So, in my last post I waxed lyrical about some of the many, many joys of swimming in this gorgeous country and its amazing countryside. However, I was also really impressed with how green, clean and sustainability-minded it also seems to be.
At home in London, I can often spot on my way to work what people had for breakfast, or for dinner the night before, because the packaging and unwanted remnants of fast food are ‘handily’ left out on the street for other passers-by to see. I think a lot of people are aware that Britain has a serious litter problem, but I’d kind of got used to it. Visiting Ljubljana, the capital of Slovenia, has suddenly made me very aware of it again!
The place is pretty much spotless, both in the cities and in the countryside. Aside from the picture above, the only real rubbish I saw was a tennis ball in the (ridiculously clean) river that runs through the centre of the city. Fortunately, that had the amazingly redeeming feature of being played with by an otter. Yup, the river right bang in the middle of the capital city has otters in it!
Otters aside, it’s easy to see how city residents are empowered to keep their streets clean – there were recycling facilities for paper, plastic and metal everywhere, along with organic food waste bins. Instead of a single bin overflowing with every type of rubbish (like I’m used to), everything was separated out.
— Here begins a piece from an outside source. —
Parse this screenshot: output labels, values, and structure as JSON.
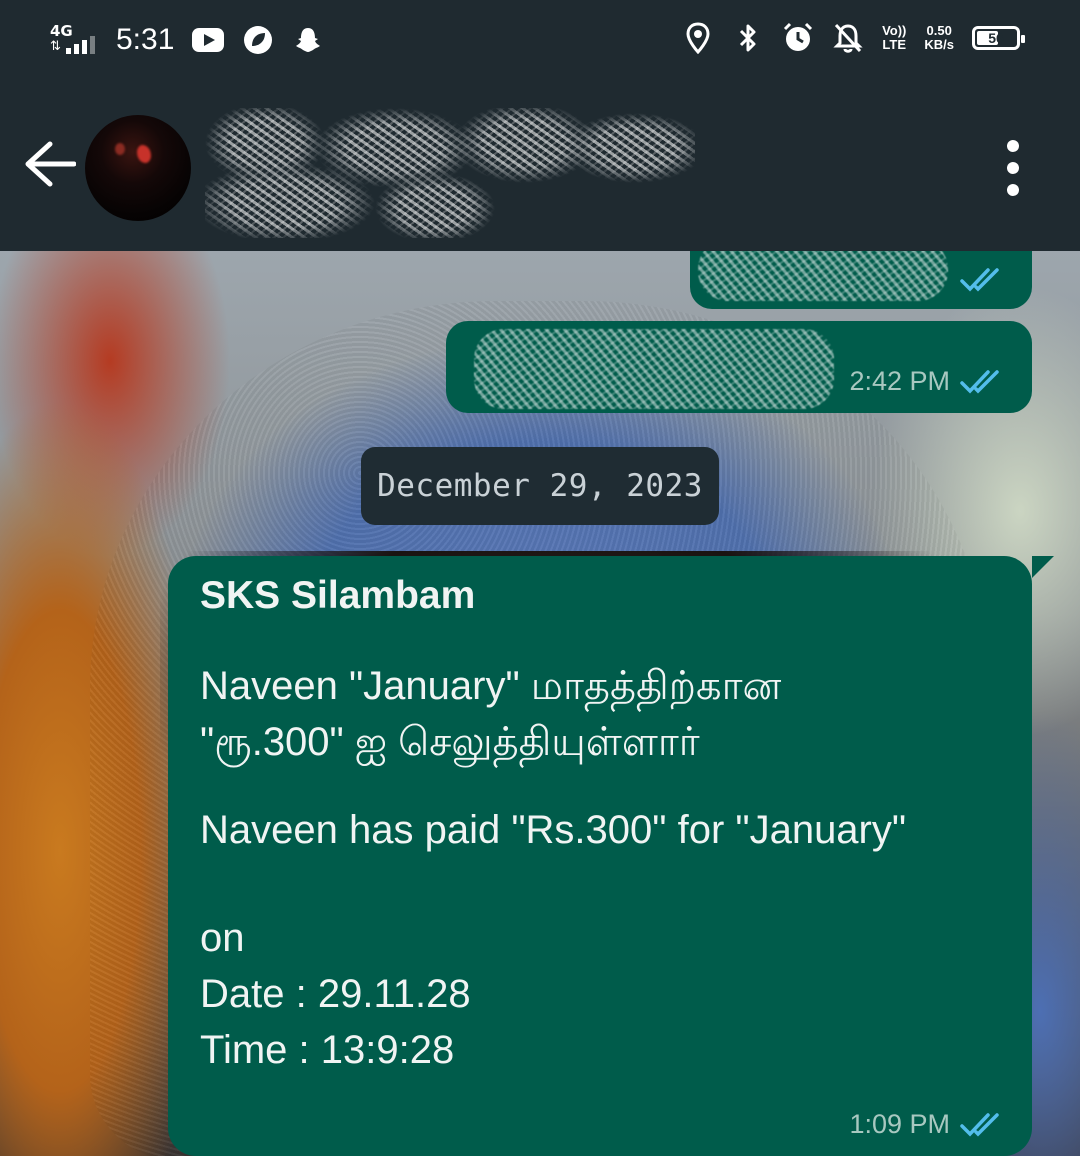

Such a good idea.
Also dotted all over the city were water taps providing clean drinking water. I think this is a great idea – so much better than the waste generated by bottled water! What also struck me was that we hardly saw any food or drink served in disposable packaging. People lingered at cafes rather than getting takeaway cups, and we didn’t see a single shop selling food to go.
According to the website http://www.zerowasteeurope.eu, Slovenians generated 200kg less rubbish per person per year than the European average in 2013! I would be interested to know if this is more down to individual choice, or simply that the system enables lower waste production. I suspect at least partially the latter – in the one supermarket visit of our trip out in the town of Bled, customers were not offered any plastic bags to take their shopping away in and all the fruit and veg was loose. The people ahead of us grabbed a cardboard box from the entrance to use instead of a bag, perhaps carrier bags are just not the done thing? Great, if so!
In Bled, a town that contains the country’s only island in the gorgeously clean, warm Lake Bled, we stayed in a lovely eco-glamping site. Garden Village Bled is a series of tents on wooden platforms over a small (but surprisingly noisy) river, and some treehouses. It also had a pool kept clean by the plants that grew in it, and a restaurant serving food grown on the premises. There were alpine strawberry and tomato plants dotted about the place for guests to snack on the fruits – essentially I was in heaven.
A final mention should be given for the clean and readily available buses to travel around the country. They were also very affordable, due to a system that sets a maximum amount the bus companies charge per kilometre.
There are obviously many logistical, cultural and economic difference between a country with a population of around 2 million people and London, but I do feel we could learn a lot from them – normalising recycling and composting in public as well as at home, slowing down and stopping to smell the coffee (and stopping to drink it!), and most importantly being proud of your city and keeping it clean!
All in all, I can say I fell in love with this amazing country, and can only hope as it grows in popularity for tourists, that it can keep its unspoilt scenery and great attitude. Go there, and treat it nicely when you do!